Cognitive computing would bring with it fundamental differences in how systems are built and how they interact with humans. Cognitive systems go beyond tabulating and calculating based on pre-configured rules and programs. Instead, they build knowledge and learn, understand natural language, and reason and interact more naturally with humans, potentially even “speaking” like humans.
“Humans no longer do the directing. The more data a cognitive system can access, the more accurate it becomes—just like a growing child,” says Kim.
Ultimately, neuromorphic chips could power a range of artificial applications, because of their capacity to sense, learn, infer and make real-time decisions, without explicit instructions in code or millions of prior examples to learn from.
Shawn Kim, Head of Asia Technology Research for Morgan Stanley
Chips that think…and feel?
Neuromorphic computing is leading the advances in cognitive systems, promising to bring exponential improvements in computing performance.
In a major departure from existing technology, which requires significant processing power, learning capabilities can be directly performed on a chip itself.
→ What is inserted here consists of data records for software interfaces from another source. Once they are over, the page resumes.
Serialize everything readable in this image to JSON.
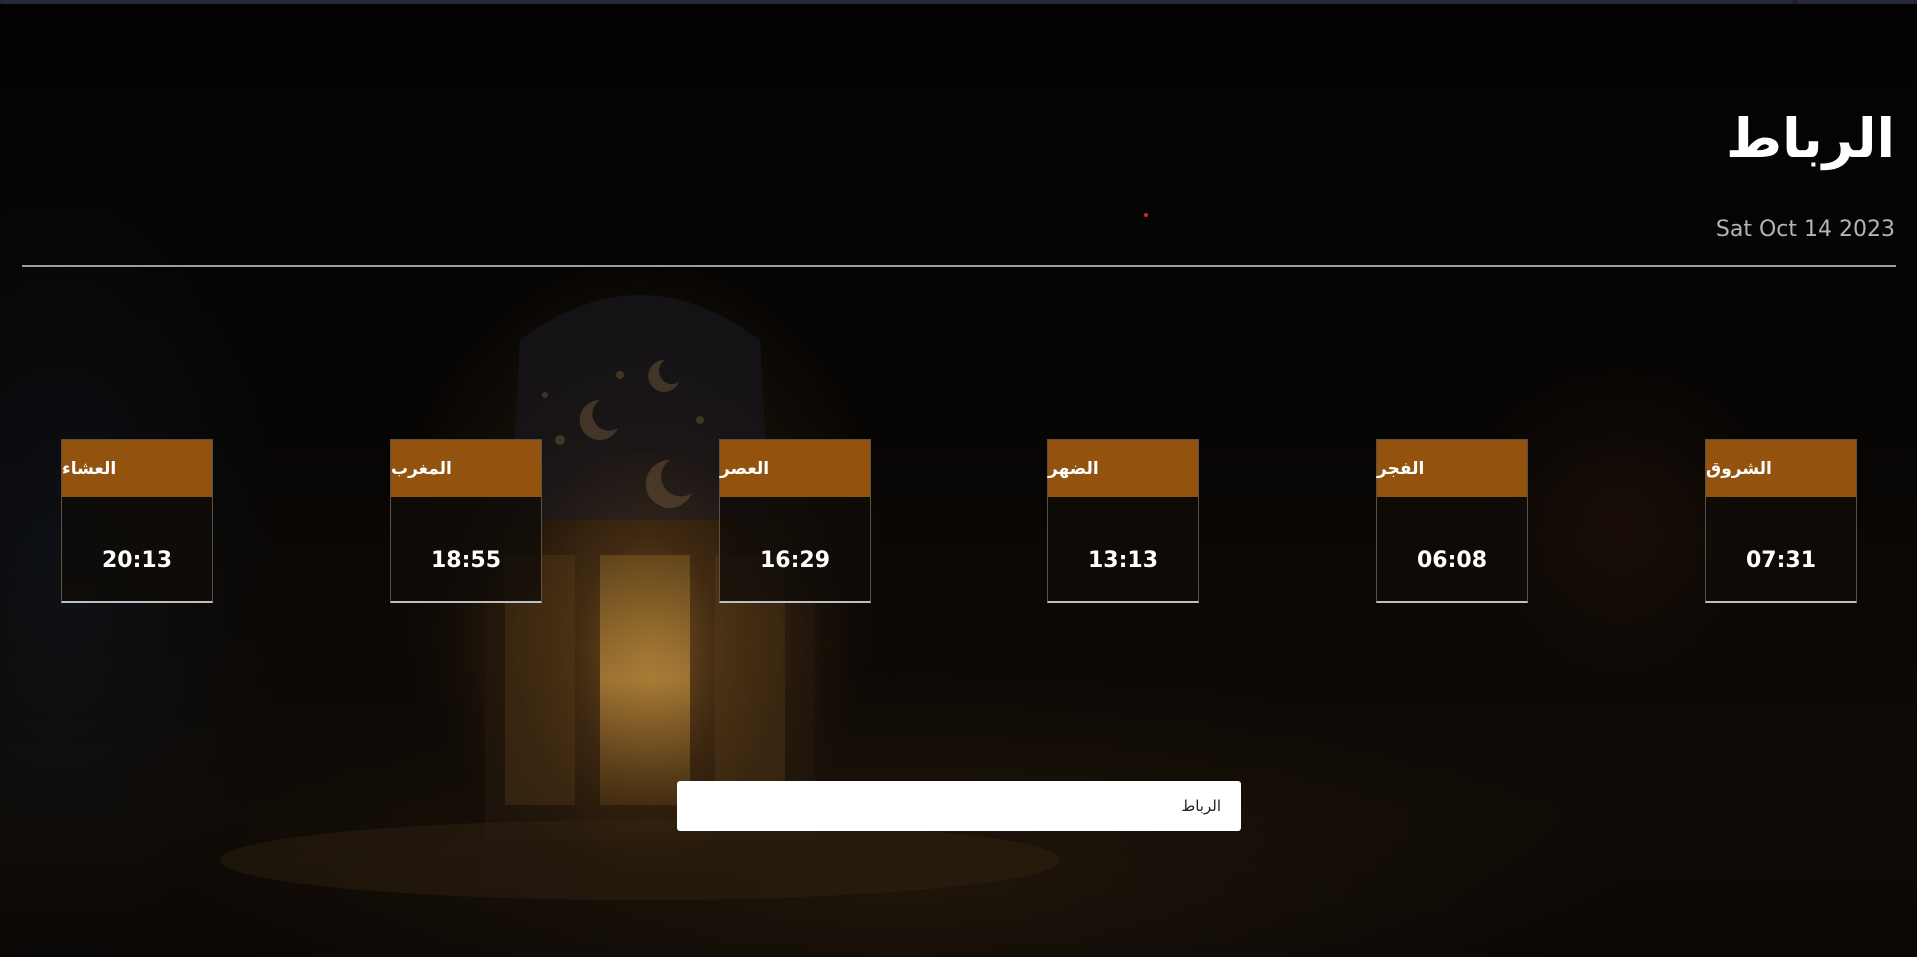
{
  "header": {
    "city_title": "الرباط",
    "date": "Sat Oct 14 2023"
  },
  "prayers": [
    {
      "name": "الشروق",
      "time": "07:31"
    },
    {
      "name": "الفجر",
      "time": "06:08"
    },
    {
      "name": "الضهر",
      "time": "13:13"
    },
    {
      "name": "العصر",
      "time": "16:29"
    },
    {
      "name": "المغرب",
      "time": "18:55"
    },
    {
      "name": "العشاء",
      "time": "20:13"
    }
  ],
  "search": {
    "value": "الرباط"
  },
  "colors": {
    "card_header": "#93520d",
    "background": "#050403",
    "title_text": "#ffffff",
    "date_text": "#b4b4b4"
  }
}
This could help reduce operating costs, yield faster computing speeds and response times and facilitate the ability to perform multiple tasks simultaneously.
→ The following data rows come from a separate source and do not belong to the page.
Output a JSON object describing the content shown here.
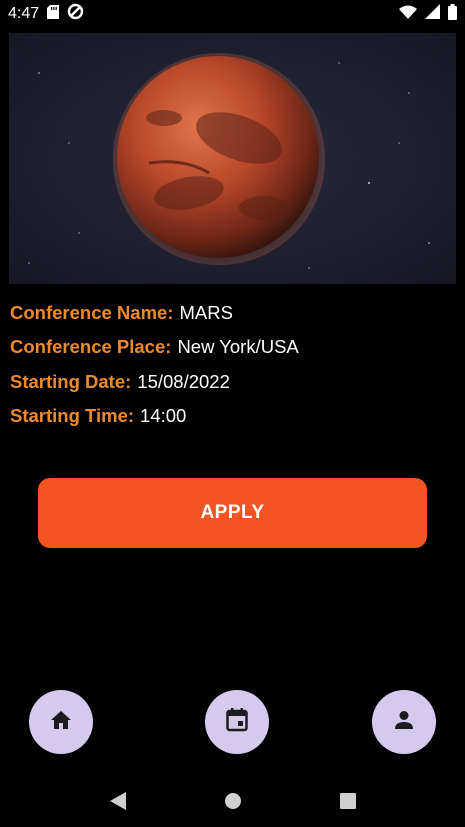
{
  "status_bar": {
    "time": "4:47",
    "icons": [
      "sd-card-icon",
      "data-saver-icon",
      "wifi-icon",
      "signal-icon",
      "battery-icon"
    ]
  },
  "hero": {
    "image": "mars-planet-image"
  },
  "details": {
    "name_label": "Conference Name:",
    "name_value": "MARS",
    "place_label": "Conference Place:",
    "place_value": "New York/USA",
    "date_label": "Starting Date:",
    "date_value": "15/08/2022",
    "time_label": "Starting Time:",
    "time_value": "14:00"
  },
  "apply_button": {
    "label": "APPLY"
  },
  "bottom_nav": {
    "items": [
      {
        "icon": "home-icon"
      },
      {
        "icon": "calendar-icon"
      },
      {
        "icon": "person-icon"
      }
    ]
  },
  "system_nav": {
    "icons": [
      "back-icon",
      "home-circle-icon",
      "recents-icon"
    ]
  },
  "colors": {
    "label_orange": "#ef8a2a",
    "apply_orange": "#f4541f",
    "nav_button_lavender": "#d6c9ee",
    "background": "#000000"
  }
}
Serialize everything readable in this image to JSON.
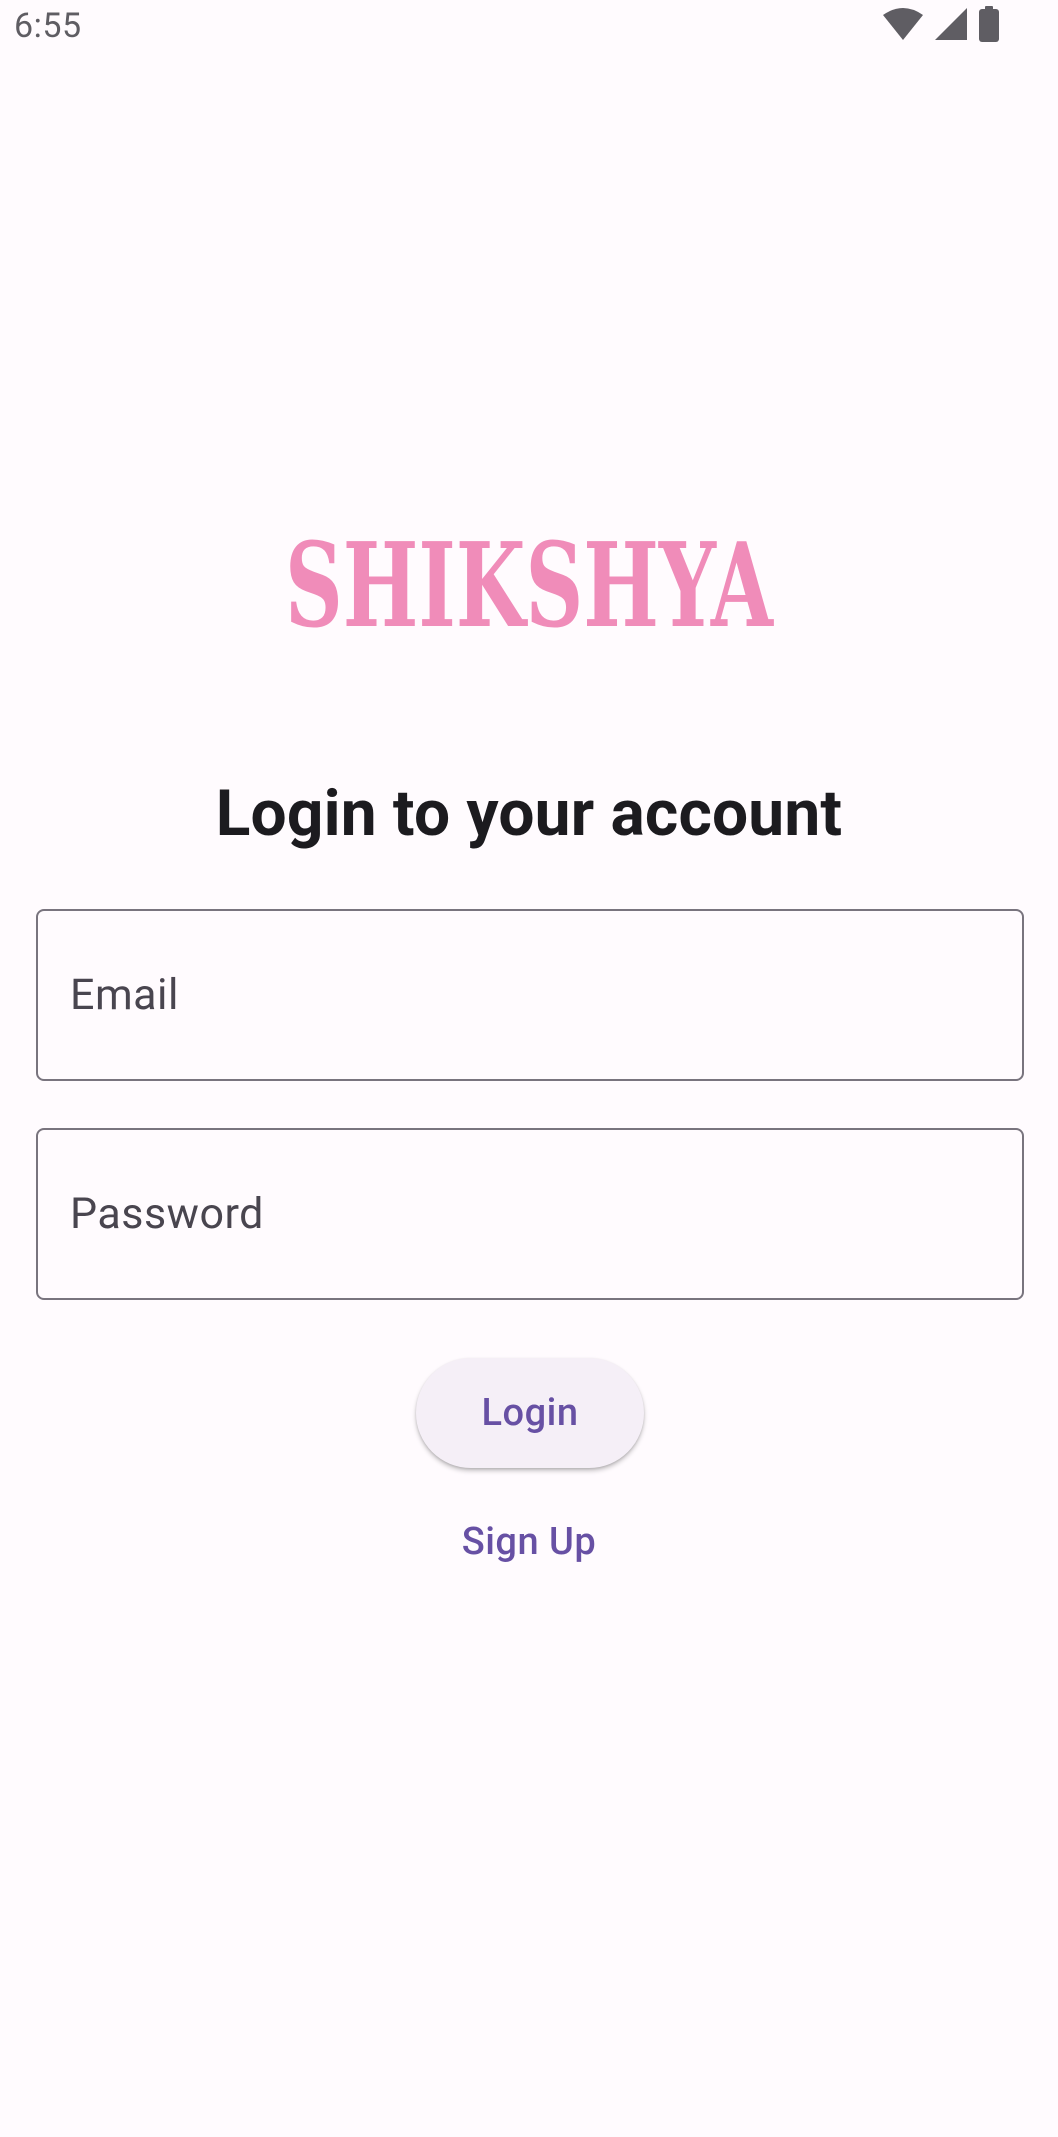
{
  "status_bar": {
    "time": "6:55",
    "icons": [
      "wifi-icon",
      "cellular-signal-icon",
      "battery-icon"
    ]
  },
  "logo": {
    "text": "SHIKSHYA",
    "color": "#f08cb9"
  },
  "login": {
    "heading": "Login to your account",
    "email_placeholder": "Email",
    "email_value": "",
    "password_placeholder": "Password",
    "password_value": "",
    "login_button_label": "Login",
    "signup_link_label": "Sign Up"
  },
  "colors": {
    "background": "#fffbfe",
    "primary": "#6750a4",
    "outline": "#79747e",
    "button_surface": "#f5eff7"
  }
}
Researchers have already made significant progress creating neuromorphic chips that store and retrieve large amounts of information simultaneously.
“Ultimately, neuromorphic chips could power a range of artificial applications, because of their capacity to sense, learn, infer and make real-time decisions, without explicit instructions in code or millions of prior examples to learn from,” says Kim.
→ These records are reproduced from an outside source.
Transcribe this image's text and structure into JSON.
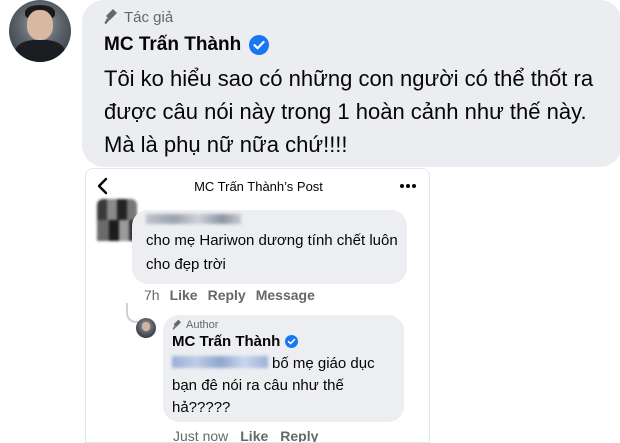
{
  "main_comment": {
    "author_badge": "Tác giả",
    "name": "MC Trấn Thành",
    "text": "Tôi ko hiểu sao có những con người có thể thốt ra được câu nói này trong 1 hoàn cảnh như thế này. Mà là phụ nữ nữa chứ!!!!"
  },
  "embedded_post": {
    "title": "MC Trấn Thành’s Post",
    "comment": {
      "text": "cho mẹ Hariwon dương tính chết luôn cho đẹp trời",
      "time": "7h",
      "actions": [
        "Like",
        "Reply",
        "Message"
      ]
    },
    "reply": {
      "author_badge": "Author",
      "name": "MC Trấn Thành",
      "text": "bố mẹ giáo dục bạn đê nói ra câu như thế hả?????",
      "time": "Just now",
      "actions": [
        "Like",
        "Reply"
      ]
    }
  },
  "colors": {
    "bubble": "#ebedf0",
    "verified_blue": "#1877f2",
    "muted_text": "#65676b"
  },
  "icons": [
    "microphone-icon",
    "verified-badge-icon",
    "back-chevron-icon",
    "more-dots-icon"
  ]
}
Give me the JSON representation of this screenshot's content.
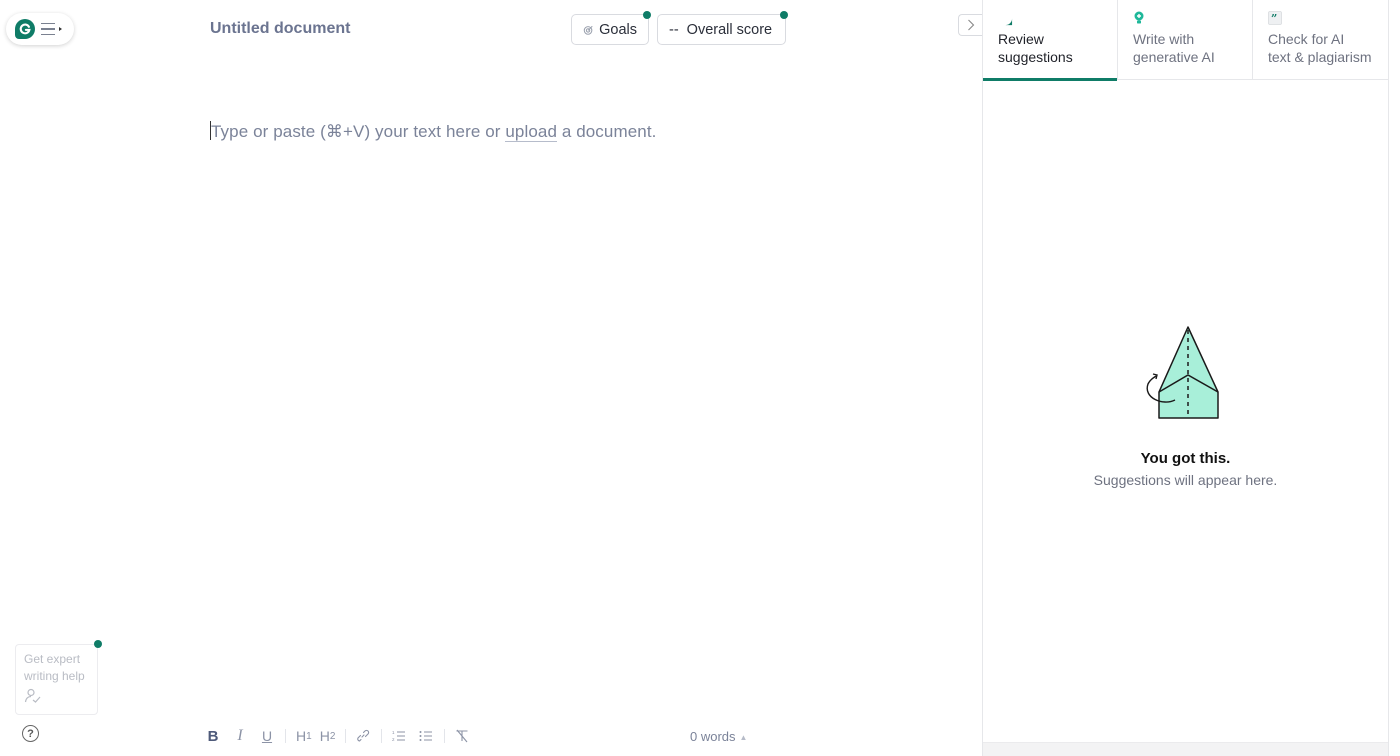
{
  "header": {
    "doc_title": "Untitled document",
    "goals_label": "Goals",
    "score_prefix": "--",
    "score_label": "Overall score",
    "accent_color": "#0f7c67"
  },
  "editor": {
    "placeholder_before": "Type or paste (⌘+V) your text here or ",
    "placeholder_link": "upload",
    "placeholder_after": " a document."
  },
  "sidebar_left": {
    "expert_help_label": "Get expert writing help",
    "help_icon": "question-circle-icon"
  },
  "toolbar": {
    "bold": "B",
    "italic": "I",
    "underline": "U",
    "h1": "H",
    "h1_sub": "1",
    "h2": "H",
    "h2_sub": "2",
    "word_count": "0 words",
    "word_count_arrow": "▲"
  },
  "right_panel": {
    "tabs": [
      {
        "label_line1": "Review",
        "label_line2": "suggestions",
        "icon": "grammarly-g-icon",
        "active": true
      },
      {
        "label_line1": "Write with",
        "label_line2": "generative AI",
        "icon": "lightbulb-icon",
        "active": false
      },
      {
        "label_line1": "Check for AI",
        "label_line2": "text & plagiarism",
        "icon": "quote-icon",
        "active": false
      }
    ],
    "empty_title": "You got this.",
    "empty_subtitle": "Suggestions will appear here."
  }
}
Neuromorphic chips could eventually be used in robots, self-driving vehicles and smart devices since they are small and power-efficient while able to act as the eyes, ears and noses of conventional and cognitive computers. They could be used to interact with the environment in real time and spot any patterns that are out of the ordinary (such as reacting to a reckless driver).
The chips may also find their way into smartphones, wearables and other handheld devices. “These innovations may go unnoticed today before becoming mandatory and ultimately dominant tomorrow,” says Kim.
Opportunities and caution ahead
Current tech leaders with mature platforms are best positioned to benefit in the era of cognitive computing, given the large capital requirements and computing intensity needed to build and maintain the complex models, as well as the importance of scaled, unique data sets. Key data-center providers could also see upside as demand for computing power rises.
However, says Kim, “We see more compelling opportunities among adopters of cognitive computing, especially to increase productivity and fuel growth.” Data scientists and machine learning experts, for example, would be freed from training AI systems at every step and could instead redirect their time.
As the technology continues to develop, investors and adopters will need to be alert to the ethical implications of its use. In a recent open letter by the Future of Life Institute, a group of leaders in AI, tech and academic institutions, among others, called for a pause of at least six months in the training of advanced AI systems so we can all better understand the risks these systems may have for society and humanity. Such risks include data security and privacy, impact on employment, ingrained bias and safety concerns. It will be important to weigh the potential benefits of this technology against such risks.
This article was originally published on 25 April on the Morgan Stanley website https://www.morganstanley.com/ideas/neuromorphic-computing-ai-brain?subscribed=true&dis=em_202353_wm_5ideasarticle&et_mid=451250&et_mkid=&sfmc_id=155304197.